**RECORDS SHOWN:**
....

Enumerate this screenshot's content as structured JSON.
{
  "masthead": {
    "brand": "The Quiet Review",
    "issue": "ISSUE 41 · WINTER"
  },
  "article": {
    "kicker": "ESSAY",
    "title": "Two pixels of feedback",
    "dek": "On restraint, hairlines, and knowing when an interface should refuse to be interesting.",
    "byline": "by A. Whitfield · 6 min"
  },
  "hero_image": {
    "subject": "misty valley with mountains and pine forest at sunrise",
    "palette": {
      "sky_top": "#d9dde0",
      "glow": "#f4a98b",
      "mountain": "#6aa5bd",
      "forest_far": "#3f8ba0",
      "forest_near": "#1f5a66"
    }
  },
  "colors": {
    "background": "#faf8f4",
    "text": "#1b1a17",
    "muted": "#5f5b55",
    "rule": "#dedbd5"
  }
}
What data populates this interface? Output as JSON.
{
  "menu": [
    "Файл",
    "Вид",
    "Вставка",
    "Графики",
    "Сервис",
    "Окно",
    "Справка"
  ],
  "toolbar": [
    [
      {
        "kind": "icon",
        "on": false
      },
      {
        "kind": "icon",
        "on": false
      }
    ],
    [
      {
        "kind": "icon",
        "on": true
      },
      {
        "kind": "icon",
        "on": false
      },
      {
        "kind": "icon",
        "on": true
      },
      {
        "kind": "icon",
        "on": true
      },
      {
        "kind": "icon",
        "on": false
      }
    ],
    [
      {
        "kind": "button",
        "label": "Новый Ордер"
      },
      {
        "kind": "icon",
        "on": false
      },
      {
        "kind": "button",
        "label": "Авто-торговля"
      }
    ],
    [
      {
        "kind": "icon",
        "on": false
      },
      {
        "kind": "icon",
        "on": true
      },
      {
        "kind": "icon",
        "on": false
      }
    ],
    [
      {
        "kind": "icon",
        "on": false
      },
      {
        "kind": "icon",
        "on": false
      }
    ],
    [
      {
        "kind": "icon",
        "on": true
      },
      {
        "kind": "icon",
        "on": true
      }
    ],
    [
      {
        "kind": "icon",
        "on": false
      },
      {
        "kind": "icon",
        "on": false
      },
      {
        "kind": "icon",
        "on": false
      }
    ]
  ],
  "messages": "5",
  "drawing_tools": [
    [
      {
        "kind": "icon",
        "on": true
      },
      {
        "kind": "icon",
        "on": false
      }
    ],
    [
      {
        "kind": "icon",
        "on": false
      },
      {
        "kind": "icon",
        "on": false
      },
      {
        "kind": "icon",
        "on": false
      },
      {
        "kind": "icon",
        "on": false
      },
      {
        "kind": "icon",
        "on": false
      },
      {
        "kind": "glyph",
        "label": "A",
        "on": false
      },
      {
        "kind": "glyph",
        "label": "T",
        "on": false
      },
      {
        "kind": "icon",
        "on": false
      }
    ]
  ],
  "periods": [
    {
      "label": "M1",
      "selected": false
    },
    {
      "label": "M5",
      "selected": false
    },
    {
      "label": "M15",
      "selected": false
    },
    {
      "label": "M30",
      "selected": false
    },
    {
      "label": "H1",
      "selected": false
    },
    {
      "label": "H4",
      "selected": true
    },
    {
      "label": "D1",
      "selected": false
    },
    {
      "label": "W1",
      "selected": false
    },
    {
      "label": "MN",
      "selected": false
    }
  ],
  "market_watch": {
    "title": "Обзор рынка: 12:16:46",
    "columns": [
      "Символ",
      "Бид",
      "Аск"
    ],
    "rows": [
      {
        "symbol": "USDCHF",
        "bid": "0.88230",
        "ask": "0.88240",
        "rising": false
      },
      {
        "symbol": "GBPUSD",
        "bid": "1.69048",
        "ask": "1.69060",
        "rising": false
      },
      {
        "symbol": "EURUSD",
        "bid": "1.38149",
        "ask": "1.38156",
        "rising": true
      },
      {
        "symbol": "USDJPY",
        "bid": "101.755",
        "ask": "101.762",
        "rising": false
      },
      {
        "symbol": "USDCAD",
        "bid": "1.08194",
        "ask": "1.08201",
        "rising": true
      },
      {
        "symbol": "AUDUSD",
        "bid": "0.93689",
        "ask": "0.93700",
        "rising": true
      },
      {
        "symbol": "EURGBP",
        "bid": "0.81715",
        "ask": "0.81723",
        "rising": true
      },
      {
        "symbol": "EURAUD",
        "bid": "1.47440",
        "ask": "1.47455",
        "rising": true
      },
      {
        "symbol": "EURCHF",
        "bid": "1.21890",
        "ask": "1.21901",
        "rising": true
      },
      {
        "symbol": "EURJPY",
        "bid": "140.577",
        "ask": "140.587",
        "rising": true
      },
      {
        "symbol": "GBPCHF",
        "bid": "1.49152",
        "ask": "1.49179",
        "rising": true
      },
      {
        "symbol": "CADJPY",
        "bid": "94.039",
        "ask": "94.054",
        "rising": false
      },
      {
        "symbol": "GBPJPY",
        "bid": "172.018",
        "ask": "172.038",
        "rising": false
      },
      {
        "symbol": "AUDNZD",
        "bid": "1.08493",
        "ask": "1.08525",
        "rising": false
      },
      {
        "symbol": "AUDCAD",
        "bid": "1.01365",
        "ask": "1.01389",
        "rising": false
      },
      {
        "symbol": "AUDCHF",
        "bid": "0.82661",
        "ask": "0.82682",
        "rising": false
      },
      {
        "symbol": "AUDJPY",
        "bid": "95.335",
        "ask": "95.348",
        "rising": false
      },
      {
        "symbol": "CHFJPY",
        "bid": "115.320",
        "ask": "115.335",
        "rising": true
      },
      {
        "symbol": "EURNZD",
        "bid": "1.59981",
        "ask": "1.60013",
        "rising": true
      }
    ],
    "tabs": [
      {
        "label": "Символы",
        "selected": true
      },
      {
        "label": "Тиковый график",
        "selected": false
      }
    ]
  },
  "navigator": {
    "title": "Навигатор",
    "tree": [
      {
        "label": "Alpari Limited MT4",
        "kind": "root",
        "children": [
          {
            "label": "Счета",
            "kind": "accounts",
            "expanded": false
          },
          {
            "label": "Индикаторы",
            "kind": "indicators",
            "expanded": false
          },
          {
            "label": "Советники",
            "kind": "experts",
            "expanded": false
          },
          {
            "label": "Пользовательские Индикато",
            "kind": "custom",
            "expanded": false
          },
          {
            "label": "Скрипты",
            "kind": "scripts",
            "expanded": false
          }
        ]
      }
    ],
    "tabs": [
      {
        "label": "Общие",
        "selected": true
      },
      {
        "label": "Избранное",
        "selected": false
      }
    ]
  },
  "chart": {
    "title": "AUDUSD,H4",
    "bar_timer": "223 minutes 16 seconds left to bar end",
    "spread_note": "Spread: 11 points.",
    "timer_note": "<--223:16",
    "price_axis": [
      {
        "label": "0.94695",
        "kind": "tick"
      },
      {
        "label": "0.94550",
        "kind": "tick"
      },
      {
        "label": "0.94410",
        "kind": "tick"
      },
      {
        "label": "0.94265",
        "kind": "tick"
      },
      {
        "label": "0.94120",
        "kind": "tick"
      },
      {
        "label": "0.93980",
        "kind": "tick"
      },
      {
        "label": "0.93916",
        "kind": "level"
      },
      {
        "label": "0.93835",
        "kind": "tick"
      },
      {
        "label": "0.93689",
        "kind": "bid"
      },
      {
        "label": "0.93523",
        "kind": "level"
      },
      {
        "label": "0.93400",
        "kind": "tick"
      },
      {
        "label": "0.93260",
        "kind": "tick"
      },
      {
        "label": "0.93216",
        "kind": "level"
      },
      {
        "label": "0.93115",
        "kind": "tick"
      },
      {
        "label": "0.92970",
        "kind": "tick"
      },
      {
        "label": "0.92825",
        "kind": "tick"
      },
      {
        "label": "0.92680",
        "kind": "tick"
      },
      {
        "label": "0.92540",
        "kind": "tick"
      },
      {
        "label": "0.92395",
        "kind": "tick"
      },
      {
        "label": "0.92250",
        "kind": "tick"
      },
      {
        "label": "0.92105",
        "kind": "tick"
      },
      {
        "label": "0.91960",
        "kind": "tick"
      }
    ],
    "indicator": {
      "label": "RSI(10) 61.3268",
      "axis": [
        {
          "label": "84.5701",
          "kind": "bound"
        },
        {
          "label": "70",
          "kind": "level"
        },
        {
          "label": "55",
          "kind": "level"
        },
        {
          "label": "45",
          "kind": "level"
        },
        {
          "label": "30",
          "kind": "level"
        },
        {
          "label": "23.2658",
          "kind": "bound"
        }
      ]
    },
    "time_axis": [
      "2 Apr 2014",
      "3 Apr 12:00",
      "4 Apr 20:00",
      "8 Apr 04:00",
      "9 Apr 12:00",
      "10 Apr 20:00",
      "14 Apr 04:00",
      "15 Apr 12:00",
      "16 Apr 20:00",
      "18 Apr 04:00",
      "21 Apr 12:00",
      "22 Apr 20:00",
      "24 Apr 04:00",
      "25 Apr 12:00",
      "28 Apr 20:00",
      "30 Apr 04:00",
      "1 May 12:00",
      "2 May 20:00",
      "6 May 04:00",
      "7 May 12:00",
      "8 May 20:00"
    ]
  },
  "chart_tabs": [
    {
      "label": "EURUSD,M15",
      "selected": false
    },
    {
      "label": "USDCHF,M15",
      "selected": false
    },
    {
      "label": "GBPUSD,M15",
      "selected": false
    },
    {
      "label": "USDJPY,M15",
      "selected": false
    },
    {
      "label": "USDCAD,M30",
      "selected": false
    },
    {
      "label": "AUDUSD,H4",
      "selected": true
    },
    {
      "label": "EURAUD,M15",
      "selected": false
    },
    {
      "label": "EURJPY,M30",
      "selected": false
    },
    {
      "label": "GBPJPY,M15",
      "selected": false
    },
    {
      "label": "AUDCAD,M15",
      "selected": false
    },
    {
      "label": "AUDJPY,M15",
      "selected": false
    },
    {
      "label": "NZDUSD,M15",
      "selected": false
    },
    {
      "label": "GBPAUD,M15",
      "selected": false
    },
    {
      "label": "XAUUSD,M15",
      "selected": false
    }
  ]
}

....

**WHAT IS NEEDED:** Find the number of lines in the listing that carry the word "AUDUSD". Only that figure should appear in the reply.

**TASK SOLUTION:** 3